▶ Aim of the exercise
Show each line of the entries below in which the word "true" appears.

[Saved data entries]
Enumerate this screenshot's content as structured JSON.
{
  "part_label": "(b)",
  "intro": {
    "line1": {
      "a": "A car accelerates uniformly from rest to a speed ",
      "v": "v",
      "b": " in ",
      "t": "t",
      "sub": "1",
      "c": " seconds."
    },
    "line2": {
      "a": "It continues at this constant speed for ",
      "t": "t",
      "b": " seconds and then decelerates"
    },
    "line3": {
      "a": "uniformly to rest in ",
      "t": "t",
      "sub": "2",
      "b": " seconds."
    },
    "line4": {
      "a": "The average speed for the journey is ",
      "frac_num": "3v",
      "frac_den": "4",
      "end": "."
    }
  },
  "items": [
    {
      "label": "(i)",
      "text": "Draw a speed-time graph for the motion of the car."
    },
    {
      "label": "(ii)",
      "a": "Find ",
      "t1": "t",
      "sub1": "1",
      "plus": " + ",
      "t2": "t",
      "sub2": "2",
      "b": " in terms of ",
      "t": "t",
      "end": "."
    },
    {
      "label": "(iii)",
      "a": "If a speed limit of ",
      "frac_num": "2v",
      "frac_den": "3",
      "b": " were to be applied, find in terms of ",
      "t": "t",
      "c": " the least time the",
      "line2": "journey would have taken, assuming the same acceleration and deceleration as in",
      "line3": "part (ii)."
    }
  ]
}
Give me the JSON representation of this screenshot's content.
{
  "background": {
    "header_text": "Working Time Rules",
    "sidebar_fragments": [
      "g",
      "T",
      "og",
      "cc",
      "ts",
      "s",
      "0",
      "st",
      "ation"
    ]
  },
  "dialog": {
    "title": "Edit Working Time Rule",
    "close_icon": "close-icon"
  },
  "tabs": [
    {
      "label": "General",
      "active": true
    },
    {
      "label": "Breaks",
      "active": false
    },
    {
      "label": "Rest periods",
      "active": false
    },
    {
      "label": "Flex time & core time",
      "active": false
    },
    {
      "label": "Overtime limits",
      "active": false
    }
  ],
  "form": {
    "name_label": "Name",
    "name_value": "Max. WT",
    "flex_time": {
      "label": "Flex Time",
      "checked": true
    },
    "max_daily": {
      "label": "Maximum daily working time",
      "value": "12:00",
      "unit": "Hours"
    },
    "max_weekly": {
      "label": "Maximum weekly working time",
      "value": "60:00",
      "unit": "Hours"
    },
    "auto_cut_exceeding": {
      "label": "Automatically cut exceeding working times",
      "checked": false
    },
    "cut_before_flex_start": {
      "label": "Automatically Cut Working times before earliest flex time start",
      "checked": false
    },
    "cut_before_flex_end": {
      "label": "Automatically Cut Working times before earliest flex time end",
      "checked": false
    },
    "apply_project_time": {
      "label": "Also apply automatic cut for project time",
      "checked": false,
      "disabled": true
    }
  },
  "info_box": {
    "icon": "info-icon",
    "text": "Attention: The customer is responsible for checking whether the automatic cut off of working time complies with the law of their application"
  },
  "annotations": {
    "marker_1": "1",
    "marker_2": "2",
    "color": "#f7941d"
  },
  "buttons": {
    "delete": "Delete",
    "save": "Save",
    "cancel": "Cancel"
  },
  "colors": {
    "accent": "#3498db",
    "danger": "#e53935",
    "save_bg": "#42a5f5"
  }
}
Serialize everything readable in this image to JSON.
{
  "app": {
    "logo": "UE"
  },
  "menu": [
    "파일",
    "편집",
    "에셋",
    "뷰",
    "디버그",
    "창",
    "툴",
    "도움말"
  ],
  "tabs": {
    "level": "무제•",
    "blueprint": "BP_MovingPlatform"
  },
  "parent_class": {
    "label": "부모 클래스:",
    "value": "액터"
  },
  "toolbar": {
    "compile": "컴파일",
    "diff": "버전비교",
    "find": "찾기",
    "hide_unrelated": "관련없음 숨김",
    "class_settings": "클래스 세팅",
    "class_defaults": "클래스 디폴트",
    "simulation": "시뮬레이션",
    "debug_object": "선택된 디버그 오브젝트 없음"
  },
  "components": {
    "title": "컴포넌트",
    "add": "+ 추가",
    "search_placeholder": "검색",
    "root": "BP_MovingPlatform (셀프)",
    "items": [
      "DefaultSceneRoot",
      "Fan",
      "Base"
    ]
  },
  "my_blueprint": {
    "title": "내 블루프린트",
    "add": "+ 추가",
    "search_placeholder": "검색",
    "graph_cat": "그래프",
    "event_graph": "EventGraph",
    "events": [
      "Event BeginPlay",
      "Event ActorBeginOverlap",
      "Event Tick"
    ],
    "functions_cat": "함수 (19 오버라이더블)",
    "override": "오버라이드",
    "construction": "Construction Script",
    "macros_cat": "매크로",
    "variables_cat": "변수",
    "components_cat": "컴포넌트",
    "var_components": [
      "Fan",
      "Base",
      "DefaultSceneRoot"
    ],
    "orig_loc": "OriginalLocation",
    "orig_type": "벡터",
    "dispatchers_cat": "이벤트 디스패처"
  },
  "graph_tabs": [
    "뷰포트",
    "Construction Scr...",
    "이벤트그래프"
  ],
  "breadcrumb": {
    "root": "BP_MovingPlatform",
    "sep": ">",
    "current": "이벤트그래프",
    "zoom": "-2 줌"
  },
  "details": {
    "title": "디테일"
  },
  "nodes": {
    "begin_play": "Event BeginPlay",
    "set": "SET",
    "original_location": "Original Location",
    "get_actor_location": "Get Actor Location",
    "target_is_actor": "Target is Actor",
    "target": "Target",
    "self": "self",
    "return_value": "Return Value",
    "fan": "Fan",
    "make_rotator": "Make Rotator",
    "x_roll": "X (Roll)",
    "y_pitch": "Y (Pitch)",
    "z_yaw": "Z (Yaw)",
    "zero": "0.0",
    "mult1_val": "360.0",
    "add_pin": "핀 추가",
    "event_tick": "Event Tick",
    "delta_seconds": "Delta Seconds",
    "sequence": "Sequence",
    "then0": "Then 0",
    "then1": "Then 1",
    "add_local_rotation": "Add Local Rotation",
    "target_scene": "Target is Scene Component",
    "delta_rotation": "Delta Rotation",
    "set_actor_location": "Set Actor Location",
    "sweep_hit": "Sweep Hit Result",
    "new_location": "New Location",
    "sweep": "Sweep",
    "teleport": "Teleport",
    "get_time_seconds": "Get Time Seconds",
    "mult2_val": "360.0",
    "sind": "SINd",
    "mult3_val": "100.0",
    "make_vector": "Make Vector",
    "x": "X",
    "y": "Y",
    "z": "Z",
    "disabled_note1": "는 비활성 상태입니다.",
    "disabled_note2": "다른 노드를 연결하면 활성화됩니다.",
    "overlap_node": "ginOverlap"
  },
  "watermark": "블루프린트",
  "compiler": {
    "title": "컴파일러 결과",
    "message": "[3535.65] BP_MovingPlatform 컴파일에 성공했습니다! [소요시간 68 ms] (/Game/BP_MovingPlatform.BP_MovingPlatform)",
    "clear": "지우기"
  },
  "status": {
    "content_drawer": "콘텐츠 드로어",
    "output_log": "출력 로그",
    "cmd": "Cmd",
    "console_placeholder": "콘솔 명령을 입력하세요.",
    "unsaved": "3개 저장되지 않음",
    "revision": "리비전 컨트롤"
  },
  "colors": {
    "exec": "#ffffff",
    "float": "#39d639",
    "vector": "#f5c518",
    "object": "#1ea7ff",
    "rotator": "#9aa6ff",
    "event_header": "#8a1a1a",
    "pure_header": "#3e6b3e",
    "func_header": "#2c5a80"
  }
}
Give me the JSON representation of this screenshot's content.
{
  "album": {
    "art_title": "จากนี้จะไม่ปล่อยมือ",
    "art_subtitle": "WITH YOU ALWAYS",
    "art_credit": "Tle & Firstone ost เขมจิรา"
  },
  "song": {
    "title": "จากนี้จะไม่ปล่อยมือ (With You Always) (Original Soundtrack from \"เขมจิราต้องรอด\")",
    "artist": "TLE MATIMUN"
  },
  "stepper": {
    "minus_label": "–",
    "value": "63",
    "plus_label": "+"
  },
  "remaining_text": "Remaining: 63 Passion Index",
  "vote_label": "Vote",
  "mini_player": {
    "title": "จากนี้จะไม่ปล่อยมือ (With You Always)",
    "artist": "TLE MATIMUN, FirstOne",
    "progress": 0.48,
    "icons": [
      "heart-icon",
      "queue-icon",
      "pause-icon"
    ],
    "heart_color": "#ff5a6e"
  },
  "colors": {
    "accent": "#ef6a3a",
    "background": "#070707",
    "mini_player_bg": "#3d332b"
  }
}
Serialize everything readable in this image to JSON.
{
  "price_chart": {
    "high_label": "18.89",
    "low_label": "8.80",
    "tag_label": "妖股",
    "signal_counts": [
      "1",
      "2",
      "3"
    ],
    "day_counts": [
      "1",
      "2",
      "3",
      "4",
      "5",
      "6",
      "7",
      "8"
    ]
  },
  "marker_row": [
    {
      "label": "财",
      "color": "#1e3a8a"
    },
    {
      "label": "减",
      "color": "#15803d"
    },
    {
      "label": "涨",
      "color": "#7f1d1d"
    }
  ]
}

▶ Answer space
      "active": true
      "checked": true
      "disabled": true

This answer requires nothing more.